A notorious criminal from Uttar Pradesh, carrying a cash reward of Rs 50,000 on his head, was killed in a joint operation by the Special Task Force (STF) of UP and the Mumbai police crime branch on the beaches of Aksa in Madh on Wednesday afternoon.
This is the first major operation by the crime branch this year, and the third encounter killing of a gangster in the city during the past fortnight.
Joint commissioner of police, crime, Himanshu Roy, said that Dillip Yadav (35) alias Rahul alias Major was wanted in at least six murder cases by the Uttar Pradesh police since one and half years.
According to Roy, Yadav, originally from Varanasi in Uttar Pradesh, had 19 major cases against him in Azamgarh, Varanasi, Jaunpur and other parts of eastern UP.
Of those eight were murders while the rest constituted kidnappings and extortion.
“He was basically a contract killer, though he was involved in a few kidnappings also,” Roy said. In 2005, Yadav had allegedly murdered BJP leader from Azamgarh, Rajendra Mishra.
In 2007, Kalpnath Yadav, a civil contractor from Azamgarh was also killed by him.
The same year, Yadav killed a PCO owner in Jaunpur after he mistook him for another businessman for whom he had taken Supari.
Roy said Yadav had gone underground for the past one and half years during which he committed six murders. Recently, the UP STF intercepted some of his ransom calls to businessmen and traced those calls to Mumbai.
They located his whereabouts in Malad-Malwani area and intimated the Mumbai police crime branch.
On Wednesday, Yadav was traced to the Aksa beach and a joint team comprising the Anti Extortion Cell of the crime branch accosted him there.
Roy said even after he was surrounded and was asked to surrender, Yadav allegedly opened fire from a 9 mm pistol he was carrying.
The police retaliated with firing and in the exchange of fire Yadav was critically injured and was taken to the Bhagwati Hospital in Borivli (W) where he was declared dead before admission. In all, Yadav had fired three rounds at the police and police fired seven rounds in retaliation, Roy added.

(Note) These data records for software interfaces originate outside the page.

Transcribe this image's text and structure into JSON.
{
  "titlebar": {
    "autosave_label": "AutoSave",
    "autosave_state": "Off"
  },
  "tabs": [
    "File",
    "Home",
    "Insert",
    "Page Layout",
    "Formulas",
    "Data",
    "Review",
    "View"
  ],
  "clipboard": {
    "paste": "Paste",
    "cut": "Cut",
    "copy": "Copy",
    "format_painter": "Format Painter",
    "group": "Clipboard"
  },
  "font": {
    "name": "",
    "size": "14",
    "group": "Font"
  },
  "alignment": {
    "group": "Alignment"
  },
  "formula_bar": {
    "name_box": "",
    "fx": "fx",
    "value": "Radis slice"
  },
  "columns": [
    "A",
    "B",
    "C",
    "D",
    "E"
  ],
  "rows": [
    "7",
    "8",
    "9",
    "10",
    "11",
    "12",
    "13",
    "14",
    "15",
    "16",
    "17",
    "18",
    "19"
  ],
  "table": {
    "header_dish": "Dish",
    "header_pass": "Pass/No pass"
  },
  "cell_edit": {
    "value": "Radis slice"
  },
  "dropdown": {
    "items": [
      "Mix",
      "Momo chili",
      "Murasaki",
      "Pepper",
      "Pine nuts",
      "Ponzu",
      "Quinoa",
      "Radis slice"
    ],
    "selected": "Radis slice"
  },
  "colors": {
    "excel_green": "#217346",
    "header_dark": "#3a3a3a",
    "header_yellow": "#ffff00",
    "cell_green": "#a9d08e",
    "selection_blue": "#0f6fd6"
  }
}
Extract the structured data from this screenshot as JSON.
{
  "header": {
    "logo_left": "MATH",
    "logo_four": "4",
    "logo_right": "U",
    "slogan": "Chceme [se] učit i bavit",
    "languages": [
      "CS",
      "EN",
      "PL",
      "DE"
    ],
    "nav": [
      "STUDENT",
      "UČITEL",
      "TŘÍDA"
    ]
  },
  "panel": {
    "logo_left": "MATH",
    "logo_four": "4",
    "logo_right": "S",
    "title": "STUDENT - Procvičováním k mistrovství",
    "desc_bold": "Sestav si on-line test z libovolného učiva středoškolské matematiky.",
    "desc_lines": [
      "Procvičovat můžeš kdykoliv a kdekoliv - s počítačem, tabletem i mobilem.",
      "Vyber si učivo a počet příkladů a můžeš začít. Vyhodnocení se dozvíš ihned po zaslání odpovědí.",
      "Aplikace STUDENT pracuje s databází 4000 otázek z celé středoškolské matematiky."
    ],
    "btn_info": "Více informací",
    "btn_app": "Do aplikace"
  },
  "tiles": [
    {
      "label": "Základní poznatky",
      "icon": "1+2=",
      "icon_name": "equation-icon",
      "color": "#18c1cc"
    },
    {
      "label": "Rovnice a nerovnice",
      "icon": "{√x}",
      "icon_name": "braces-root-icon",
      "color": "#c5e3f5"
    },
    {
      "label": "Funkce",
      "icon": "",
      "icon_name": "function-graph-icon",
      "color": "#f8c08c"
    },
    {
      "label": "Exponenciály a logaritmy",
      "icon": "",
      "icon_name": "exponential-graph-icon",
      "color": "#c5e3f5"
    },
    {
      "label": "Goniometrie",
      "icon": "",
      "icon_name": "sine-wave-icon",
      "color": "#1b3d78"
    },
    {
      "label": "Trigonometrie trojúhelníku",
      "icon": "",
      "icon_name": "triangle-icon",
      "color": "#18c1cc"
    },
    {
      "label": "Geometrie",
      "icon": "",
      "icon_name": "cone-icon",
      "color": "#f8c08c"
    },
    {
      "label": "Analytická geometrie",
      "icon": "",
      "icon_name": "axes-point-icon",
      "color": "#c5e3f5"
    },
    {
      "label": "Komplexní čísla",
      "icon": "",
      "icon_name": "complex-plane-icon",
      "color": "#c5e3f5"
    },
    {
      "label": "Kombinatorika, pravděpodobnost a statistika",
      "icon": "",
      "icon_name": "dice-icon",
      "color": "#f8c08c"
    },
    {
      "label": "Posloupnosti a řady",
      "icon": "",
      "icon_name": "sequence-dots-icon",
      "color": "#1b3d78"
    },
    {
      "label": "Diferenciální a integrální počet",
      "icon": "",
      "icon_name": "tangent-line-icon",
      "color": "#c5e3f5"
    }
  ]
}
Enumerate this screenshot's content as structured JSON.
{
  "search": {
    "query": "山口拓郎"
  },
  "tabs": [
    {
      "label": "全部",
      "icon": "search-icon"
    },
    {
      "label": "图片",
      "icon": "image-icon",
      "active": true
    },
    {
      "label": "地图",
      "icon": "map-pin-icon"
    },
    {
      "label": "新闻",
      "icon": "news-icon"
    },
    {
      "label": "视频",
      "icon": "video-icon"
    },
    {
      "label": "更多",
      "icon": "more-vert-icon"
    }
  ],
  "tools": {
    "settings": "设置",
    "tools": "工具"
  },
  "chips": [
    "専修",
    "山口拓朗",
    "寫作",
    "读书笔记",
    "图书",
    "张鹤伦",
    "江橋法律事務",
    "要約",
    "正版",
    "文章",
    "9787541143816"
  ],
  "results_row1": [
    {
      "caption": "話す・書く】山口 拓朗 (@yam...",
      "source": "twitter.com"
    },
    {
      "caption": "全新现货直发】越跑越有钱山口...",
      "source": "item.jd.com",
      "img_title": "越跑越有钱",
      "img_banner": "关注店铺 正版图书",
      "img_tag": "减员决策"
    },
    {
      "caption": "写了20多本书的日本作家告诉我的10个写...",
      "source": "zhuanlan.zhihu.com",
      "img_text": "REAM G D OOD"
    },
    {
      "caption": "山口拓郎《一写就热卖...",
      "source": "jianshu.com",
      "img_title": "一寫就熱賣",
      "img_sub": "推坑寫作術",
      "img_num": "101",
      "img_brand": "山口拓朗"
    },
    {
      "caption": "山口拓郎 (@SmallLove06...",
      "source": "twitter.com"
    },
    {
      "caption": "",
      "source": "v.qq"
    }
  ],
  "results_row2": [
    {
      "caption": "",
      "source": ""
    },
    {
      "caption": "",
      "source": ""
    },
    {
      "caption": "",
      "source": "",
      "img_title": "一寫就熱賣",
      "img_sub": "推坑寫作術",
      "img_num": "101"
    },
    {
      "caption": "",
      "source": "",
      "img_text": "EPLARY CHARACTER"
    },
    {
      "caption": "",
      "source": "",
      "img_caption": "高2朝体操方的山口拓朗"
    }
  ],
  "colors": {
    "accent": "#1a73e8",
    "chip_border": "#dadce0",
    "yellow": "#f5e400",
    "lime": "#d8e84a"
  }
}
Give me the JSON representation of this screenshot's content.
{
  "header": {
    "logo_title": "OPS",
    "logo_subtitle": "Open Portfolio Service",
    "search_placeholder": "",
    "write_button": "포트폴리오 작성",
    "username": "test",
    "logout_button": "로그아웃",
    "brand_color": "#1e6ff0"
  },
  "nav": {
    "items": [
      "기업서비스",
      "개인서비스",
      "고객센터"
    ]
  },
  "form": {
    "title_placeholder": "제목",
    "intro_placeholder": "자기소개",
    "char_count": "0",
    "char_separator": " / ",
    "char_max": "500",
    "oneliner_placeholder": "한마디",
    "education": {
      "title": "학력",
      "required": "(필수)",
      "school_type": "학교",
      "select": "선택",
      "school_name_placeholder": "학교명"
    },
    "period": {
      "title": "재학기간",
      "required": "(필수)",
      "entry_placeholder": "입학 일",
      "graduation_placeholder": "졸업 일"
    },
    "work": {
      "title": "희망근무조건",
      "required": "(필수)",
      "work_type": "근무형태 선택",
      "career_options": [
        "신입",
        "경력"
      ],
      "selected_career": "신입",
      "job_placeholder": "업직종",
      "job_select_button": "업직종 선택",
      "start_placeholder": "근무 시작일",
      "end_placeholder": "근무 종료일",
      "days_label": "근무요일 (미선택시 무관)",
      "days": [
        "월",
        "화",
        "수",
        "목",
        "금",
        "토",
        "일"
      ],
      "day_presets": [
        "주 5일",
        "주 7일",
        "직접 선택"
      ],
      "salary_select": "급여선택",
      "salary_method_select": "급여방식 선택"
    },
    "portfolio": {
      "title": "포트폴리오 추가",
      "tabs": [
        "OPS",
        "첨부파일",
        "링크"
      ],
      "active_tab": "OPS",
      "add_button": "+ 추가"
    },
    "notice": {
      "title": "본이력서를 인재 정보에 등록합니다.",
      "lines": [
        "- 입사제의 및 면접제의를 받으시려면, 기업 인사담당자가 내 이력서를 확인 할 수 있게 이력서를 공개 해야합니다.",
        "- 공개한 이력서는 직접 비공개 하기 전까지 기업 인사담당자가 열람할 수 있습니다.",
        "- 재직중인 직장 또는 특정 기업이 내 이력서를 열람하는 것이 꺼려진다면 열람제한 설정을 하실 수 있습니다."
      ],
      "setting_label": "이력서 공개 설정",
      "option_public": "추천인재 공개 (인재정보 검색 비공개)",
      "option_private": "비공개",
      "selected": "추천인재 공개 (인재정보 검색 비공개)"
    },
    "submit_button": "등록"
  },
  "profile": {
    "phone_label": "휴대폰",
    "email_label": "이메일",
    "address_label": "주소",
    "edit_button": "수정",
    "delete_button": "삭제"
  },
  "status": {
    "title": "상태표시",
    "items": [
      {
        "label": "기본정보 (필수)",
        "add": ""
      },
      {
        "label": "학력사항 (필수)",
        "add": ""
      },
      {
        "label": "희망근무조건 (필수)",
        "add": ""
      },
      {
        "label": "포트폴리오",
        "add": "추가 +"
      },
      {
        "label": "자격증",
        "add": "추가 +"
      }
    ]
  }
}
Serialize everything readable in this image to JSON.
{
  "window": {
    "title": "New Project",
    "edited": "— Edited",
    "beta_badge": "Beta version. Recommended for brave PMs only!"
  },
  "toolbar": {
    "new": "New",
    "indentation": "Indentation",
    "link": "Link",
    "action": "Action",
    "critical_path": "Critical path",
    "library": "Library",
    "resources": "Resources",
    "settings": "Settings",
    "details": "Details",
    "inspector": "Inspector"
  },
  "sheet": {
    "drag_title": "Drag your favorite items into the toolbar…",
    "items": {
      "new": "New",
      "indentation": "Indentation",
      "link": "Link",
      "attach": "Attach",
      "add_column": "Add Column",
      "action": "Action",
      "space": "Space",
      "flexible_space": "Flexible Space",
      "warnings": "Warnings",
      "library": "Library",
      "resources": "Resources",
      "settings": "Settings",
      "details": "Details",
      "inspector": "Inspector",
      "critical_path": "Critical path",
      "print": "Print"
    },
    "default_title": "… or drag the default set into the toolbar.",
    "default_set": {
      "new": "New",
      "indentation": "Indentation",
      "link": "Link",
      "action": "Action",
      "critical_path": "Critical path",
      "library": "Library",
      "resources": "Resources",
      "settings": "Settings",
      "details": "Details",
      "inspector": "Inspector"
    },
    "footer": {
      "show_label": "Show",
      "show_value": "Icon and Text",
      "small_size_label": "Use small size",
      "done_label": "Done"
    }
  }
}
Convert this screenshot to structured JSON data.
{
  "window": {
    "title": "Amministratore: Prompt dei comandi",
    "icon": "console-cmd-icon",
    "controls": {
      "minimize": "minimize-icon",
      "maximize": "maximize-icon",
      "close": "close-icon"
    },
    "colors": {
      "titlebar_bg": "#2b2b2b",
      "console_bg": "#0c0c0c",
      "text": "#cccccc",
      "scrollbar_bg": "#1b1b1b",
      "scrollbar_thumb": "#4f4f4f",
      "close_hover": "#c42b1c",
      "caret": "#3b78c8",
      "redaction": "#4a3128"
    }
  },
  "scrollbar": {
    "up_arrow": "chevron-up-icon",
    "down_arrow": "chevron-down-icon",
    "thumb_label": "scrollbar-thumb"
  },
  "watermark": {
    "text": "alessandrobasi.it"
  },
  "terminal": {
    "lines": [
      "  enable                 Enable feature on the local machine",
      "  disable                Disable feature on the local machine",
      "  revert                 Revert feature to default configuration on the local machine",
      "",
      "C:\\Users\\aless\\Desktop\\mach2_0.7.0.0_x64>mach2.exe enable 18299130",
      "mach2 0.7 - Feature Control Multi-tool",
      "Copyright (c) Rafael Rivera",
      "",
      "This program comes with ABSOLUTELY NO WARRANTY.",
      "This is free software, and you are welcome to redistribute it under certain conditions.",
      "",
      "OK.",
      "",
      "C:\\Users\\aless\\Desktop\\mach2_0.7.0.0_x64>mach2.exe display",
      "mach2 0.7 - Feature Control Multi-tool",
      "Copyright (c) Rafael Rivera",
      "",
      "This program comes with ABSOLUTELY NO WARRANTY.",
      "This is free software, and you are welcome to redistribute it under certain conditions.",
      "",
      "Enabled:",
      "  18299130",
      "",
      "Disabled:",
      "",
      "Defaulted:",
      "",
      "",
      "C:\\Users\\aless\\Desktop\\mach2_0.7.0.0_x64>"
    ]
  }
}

When asked if Yadav was part of a bigger criminal outfit, Roy said, “He worked all by himself and not for any outfit.”